What is expected | Please copy each line of the listing below in which the word "name" appears.

Extracted entries |
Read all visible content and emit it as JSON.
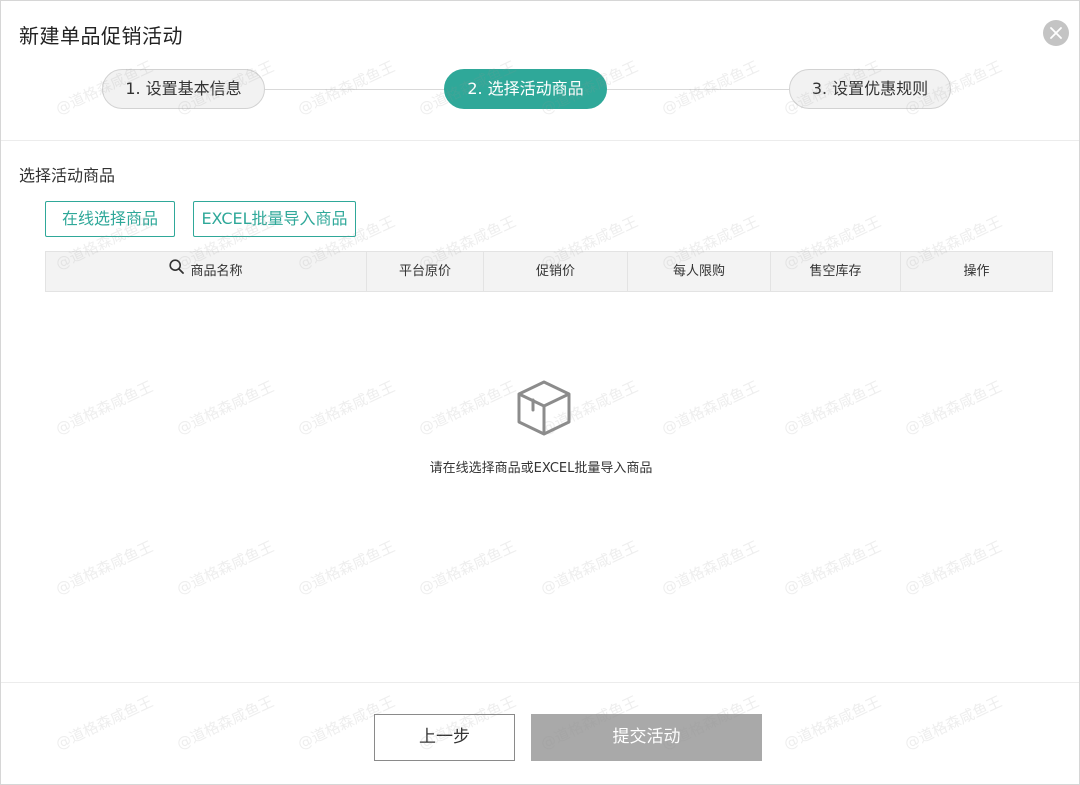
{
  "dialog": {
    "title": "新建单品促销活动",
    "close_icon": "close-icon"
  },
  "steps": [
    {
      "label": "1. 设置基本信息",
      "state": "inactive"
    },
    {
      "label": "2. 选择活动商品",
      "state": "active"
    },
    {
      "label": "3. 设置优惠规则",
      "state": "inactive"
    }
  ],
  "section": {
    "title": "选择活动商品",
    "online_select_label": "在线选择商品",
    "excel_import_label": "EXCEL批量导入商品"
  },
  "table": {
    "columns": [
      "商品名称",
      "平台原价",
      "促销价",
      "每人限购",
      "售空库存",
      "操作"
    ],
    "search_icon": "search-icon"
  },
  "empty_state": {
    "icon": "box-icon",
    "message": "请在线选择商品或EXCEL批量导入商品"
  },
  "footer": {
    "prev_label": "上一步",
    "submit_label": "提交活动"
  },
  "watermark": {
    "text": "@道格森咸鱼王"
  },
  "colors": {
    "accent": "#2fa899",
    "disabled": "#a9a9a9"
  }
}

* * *

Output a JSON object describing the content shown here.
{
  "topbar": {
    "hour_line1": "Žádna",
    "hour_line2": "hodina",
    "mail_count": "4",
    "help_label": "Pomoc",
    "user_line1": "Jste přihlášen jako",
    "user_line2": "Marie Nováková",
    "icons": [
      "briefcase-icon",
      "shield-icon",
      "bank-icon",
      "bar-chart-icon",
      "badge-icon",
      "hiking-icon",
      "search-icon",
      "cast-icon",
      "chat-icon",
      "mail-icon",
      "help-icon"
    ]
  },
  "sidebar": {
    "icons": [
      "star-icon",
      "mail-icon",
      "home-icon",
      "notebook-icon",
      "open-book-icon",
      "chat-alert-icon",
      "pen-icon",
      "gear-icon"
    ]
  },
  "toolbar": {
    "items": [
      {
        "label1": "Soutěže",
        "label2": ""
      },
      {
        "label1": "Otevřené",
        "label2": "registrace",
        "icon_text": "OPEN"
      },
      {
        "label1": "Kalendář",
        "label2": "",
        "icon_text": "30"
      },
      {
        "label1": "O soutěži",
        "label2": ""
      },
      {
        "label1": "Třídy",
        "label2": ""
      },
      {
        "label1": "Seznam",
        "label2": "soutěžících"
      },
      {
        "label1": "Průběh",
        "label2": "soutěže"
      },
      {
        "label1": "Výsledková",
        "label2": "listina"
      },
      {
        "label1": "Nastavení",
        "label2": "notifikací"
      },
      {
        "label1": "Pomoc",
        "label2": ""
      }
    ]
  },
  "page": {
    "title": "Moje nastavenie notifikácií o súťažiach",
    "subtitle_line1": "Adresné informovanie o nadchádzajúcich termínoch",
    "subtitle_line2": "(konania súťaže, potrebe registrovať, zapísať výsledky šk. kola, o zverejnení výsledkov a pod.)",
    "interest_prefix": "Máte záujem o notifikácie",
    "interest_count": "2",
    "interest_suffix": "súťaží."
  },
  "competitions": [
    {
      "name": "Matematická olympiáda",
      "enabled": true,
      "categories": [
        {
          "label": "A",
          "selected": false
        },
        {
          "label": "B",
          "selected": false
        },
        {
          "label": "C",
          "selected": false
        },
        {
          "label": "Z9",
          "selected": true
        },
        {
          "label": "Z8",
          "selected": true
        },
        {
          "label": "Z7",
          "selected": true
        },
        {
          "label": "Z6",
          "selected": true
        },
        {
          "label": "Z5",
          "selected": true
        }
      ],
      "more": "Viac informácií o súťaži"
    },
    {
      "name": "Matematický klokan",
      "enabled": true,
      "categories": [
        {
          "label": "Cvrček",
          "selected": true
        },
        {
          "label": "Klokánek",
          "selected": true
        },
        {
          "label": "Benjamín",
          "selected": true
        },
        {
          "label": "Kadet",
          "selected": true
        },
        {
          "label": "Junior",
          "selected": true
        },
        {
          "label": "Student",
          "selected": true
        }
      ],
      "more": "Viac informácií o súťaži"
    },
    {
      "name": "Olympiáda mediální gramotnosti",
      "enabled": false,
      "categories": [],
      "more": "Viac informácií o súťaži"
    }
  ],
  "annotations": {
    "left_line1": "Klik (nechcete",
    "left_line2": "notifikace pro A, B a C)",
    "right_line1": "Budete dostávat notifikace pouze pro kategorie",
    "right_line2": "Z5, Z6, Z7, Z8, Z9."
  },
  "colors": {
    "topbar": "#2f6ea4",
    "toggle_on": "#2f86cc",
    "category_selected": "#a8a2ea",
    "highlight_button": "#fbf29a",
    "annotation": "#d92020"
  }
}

Response |
      "name": "Matematická olympiáda",
      "name": "Matematický klokan",
      "name": "Olympiáda mediální gramotnosti",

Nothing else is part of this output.